For freshman Taylor, this lively environment that MND possesses both in and out of the classroom was pivotal in her decision to come here.
Taylor straightened herself and her eyes lit up as she shared how she had been a part of the Mount Notre Dame community from young age, starting with summer camps in elementary school. Continue reading
Do you hear the screams of others, feel the sweat dripping down your face, rapid heartbeat, and the touch of a stranger on your back?
Halloween is here.
One might not expect a quiet freshman soccer player like Lauren Ritter to have a love of scary things. On the field, she works hard on the front line to score goals, but off the field she likes to experience an adrenaline rush of a different sort, one that comes from overcoming her fears.
Ritter was not always an adrenaline seeking child.
She thoughtfully said, “When I was younger, my brother would have something scary on, and when I walked through the room I would tell him to turn it off. But now I enjoy it.” Continue reading
The halls were a little less rowdy on Wednesday.
This was due to the many students who choose to participate in a national Day of Silence that raises awareness about abortion.
According to the National Right to Life website, there have been more than 55 million abortions in the United States since 1973. However, those numbers have plummeted to the lowest rate ever!
Members of the MND community are hopeful that efforts to bring awareness like this are part of the solution.
This was freshman Shannon Reel’s first time participating in the day.
“They (Unborn) might not have a voice, but I do,” she said. Continue reading
He sat on the cold cement, back pressed up against the cinderblock. His eyes stared listlessly to the hall in front of him. The thoughts in his head were confined, just like him, he hadn’t been able to think about anything other than that night for years. The thoughts were like tumultuous waves, as soon as they would pull back and offer him some reprieve, they came rushing and screaming towards him again, endlessly, endlessly. He hadn’t spoken a word freely to anyone in the many years he’d been in here, not a word since the verdict was handed down, the judge’s gavel hitting the podium like the nail in his coffin. He didn’t dare think about that night. That night that changed and ended his life in the same beat. Too many nights he could feel the guilt that never left like an oppressive heat wave, stealing his breath and crushing his lungs. Too many nights the tears formed an ocean in his cell, his lips silently forming prayers of repentance to his maker with the ground chafing his knees and his cold hands folded together. Too many nights, the cool caress of death was the only thing to look forward to. He wasn’t scared. He was ready. So when the guards came into his room that day, the day that every day before it had been ticking away to like a bomb, he felt nothing. He was as empty as the sky after a storm, as weightless as a feather. He was led into the room, the final doorway he would see, the guard’s hands clenching around his arms the last human contact he would feel, the empty chair the last place he would lay his head. As the restraints were pulled taut around his arms and legs and the cool metal pricked his skin, he thought of the sky, of the ocean, and then nothing.
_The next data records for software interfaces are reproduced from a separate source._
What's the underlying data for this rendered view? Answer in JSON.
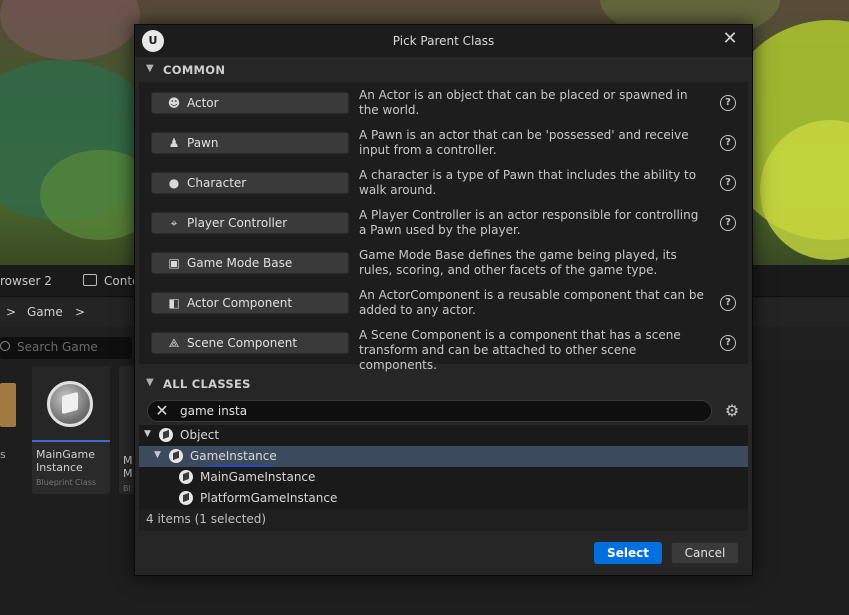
{
  "background": {
    "tabs": [
      {
        "label": "rowser 2"
      },
      {
        "label": "Conte"
      }
    ],
    "path": {
      "root_chevron": ">",
      "folder": "Game",
      "chevron": ">"
    },
    "search_placeholder": "Search Game",
    "assets": [
      {
        "name": "MainGame Instance",
        "type": "Blueprint Class"
      },
      {
        "name_partial_1": "M",
        "name_partial_2": "M",
        "type_partial": "Bl"
      }
    ],
    "left_stub": "s"
  },
  "dialog": {
    "logo": "U",
    "title": "Pick Parent Class",
    "close_glyph": "✕",
    "common": {
      "header": "COMMON",
      "items": [
        {
          "icon": "actor-icon",
          "label": "Actor",
          "description": "An Actor is an object that can be placed or spawned in the world.",
          "has_help": true
        },
        {
          "icon": "pawn-icon",
          "label": "Pawn",
          "description": "A Pawn is an actor that can be 'possessed' and receive input from a controller.",
          "has_help": true
        },
        {
          "icon": "character-icon",
          "label": "Character",
          "description": "A character is a type of Pawn that includes the ability to walk around.",
          "has_help": true
        },
        {
          "icon": "gamepad-icon",
          "label": "Player Controller",
          "description": "A Player Controller is an actor responsible for controlling a Pawn used by the player.",
          "has_help": true
        },
        {
          "icon": "game-mode-icon",
          "label": "Game Mode Base",
          "description": "Game Mode Base defines the game being played, its rules, scoring, and other facets of the game type.",
          "has_help": false
        },
        {
          "icon": "actor-component-icon",
          "label": "Actor Component",
          "description": "An ActorComponent is a reusable component that can be added to any actor.",
          "has_help": true
        },
        {
          "icon": "scene-component-icon",
          "label": "Scene Component",
          "description": "A Scene Component is a component that has a scene transform and can be attached to other scene components.",
          "has_help": true
        }
      ]
    },
    "all_classes": {
      "header": "ALL CLASSES",
      "search_value": "game insta",
      "tree": [
        {
          "label": "Object",
          "expanded": true,
          "selected": false
        },
        {
          "label": "GameInstance",
          "expanded": true,
          "selected": true
        },
        {
          "label": "MainGameInstance",
          "expanded": false,
          "selected": false
        },
        {
          "label": "PlatformGameInstance",
          "expanded": false,
          "selected": false
        }
      ],
      "status": "4 items (1 selected)"
    },
    "buttons": {
      "select": "Select",
      "cancel": "Cancel"
    },
    "colors": {
      "accent": "#0070e0",
      "selection": "#3b4a5c"
    }
  }
}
Submitted by Creative Writing teacher, Mrs. Kathy Louder, on behalf of Megan McDonell ’16